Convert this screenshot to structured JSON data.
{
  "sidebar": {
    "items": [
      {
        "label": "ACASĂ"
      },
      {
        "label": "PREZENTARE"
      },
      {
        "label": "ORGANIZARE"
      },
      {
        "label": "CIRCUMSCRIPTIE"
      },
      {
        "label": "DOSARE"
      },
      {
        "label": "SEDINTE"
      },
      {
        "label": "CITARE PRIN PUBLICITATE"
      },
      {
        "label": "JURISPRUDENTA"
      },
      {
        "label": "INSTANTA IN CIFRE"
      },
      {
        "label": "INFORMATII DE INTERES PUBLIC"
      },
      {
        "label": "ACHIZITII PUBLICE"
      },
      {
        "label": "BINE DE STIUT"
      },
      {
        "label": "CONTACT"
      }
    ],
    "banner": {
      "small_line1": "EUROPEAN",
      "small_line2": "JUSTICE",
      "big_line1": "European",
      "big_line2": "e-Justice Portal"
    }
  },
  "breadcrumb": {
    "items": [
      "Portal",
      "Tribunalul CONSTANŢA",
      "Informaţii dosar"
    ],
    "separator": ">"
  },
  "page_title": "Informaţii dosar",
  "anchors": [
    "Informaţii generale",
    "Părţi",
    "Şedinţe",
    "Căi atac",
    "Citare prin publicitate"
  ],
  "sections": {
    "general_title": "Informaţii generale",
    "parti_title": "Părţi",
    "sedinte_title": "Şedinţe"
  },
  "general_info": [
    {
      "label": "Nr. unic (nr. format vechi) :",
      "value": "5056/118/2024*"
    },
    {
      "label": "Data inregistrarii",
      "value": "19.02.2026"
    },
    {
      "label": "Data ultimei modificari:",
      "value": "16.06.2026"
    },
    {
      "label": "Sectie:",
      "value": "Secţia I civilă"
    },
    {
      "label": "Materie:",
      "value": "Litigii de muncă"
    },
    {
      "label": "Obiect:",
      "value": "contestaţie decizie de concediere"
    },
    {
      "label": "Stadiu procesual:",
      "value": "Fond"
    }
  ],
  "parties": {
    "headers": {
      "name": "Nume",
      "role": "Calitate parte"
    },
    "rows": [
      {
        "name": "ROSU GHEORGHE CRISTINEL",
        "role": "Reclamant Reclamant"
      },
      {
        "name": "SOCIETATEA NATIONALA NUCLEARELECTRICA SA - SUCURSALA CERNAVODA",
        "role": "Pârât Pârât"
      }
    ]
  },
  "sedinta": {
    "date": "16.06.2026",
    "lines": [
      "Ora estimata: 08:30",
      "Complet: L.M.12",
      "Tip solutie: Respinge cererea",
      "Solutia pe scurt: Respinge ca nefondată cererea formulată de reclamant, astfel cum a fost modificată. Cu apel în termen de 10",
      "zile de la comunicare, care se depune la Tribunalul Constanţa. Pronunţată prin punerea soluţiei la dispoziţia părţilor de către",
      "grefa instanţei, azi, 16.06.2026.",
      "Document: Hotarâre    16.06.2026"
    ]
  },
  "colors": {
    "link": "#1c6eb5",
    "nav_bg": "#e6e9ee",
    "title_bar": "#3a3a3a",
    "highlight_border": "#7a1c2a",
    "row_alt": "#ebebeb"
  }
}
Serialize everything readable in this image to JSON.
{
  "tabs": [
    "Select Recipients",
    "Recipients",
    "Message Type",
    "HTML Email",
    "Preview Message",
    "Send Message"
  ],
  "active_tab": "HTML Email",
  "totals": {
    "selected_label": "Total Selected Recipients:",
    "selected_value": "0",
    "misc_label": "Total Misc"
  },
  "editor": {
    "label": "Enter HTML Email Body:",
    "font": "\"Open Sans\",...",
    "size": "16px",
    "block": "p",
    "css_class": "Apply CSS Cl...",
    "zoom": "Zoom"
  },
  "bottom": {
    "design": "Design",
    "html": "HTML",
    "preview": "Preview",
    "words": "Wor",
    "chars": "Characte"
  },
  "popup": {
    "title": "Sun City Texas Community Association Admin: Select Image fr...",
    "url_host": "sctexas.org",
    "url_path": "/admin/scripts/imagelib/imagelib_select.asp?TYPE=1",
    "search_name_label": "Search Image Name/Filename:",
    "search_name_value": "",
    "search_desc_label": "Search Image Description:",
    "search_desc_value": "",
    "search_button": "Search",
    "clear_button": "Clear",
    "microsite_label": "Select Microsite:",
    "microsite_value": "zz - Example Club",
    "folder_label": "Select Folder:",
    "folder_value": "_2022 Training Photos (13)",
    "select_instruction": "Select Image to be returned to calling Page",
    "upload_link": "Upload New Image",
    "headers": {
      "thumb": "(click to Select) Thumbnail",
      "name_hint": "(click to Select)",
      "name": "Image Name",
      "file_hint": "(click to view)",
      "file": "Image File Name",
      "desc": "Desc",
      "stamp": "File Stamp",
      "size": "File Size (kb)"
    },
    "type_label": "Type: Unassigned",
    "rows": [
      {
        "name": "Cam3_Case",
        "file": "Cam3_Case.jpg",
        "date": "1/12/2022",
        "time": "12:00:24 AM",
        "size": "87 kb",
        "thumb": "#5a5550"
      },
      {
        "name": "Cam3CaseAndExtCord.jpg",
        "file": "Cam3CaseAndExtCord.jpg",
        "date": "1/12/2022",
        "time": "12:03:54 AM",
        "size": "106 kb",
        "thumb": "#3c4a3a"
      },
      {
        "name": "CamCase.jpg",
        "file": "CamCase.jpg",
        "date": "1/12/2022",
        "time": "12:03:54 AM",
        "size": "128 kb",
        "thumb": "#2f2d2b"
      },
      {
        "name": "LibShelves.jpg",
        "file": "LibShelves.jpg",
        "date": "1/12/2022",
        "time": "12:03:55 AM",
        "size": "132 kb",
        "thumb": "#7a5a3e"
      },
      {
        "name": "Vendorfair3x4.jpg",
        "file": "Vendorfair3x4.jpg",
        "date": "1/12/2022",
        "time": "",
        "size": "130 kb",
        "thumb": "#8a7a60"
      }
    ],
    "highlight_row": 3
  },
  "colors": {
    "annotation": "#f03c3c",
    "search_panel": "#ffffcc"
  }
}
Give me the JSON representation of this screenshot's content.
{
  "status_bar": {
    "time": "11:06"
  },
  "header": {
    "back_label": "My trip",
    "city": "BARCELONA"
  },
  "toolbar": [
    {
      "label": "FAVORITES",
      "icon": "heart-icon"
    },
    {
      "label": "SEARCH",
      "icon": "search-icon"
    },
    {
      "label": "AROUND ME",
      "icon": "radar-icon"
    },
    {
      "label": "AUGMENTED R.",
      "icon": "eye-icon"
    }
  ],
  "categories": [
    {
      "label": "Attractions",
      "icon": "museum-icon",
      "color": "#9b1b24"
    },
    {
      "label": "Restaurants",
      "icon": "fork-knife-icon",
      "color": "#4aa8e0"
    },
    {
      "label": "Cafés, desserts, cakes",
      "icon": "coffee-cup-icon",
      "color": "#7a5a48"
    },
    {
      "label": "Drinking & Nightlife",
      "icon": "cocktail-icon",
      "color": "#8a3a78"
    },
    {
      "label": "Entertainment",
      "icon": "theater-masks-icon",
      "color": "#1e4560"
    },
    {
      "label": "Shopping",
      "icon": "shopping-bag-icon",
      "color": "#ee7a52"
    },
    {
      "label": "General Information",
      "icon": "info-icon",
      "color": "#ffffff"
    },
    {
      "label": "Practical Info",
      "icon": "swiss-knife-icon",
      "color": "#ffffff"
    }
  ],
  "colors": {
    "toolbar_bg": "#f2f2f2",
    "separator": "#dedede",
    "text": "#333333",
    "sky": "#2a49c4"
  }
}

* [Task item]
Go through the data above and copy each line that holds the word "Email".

* [Answer to the problem]
    "HTML Email",
  "active_tab": "HTML Email",
    "label": "Enter HTML Email Body:",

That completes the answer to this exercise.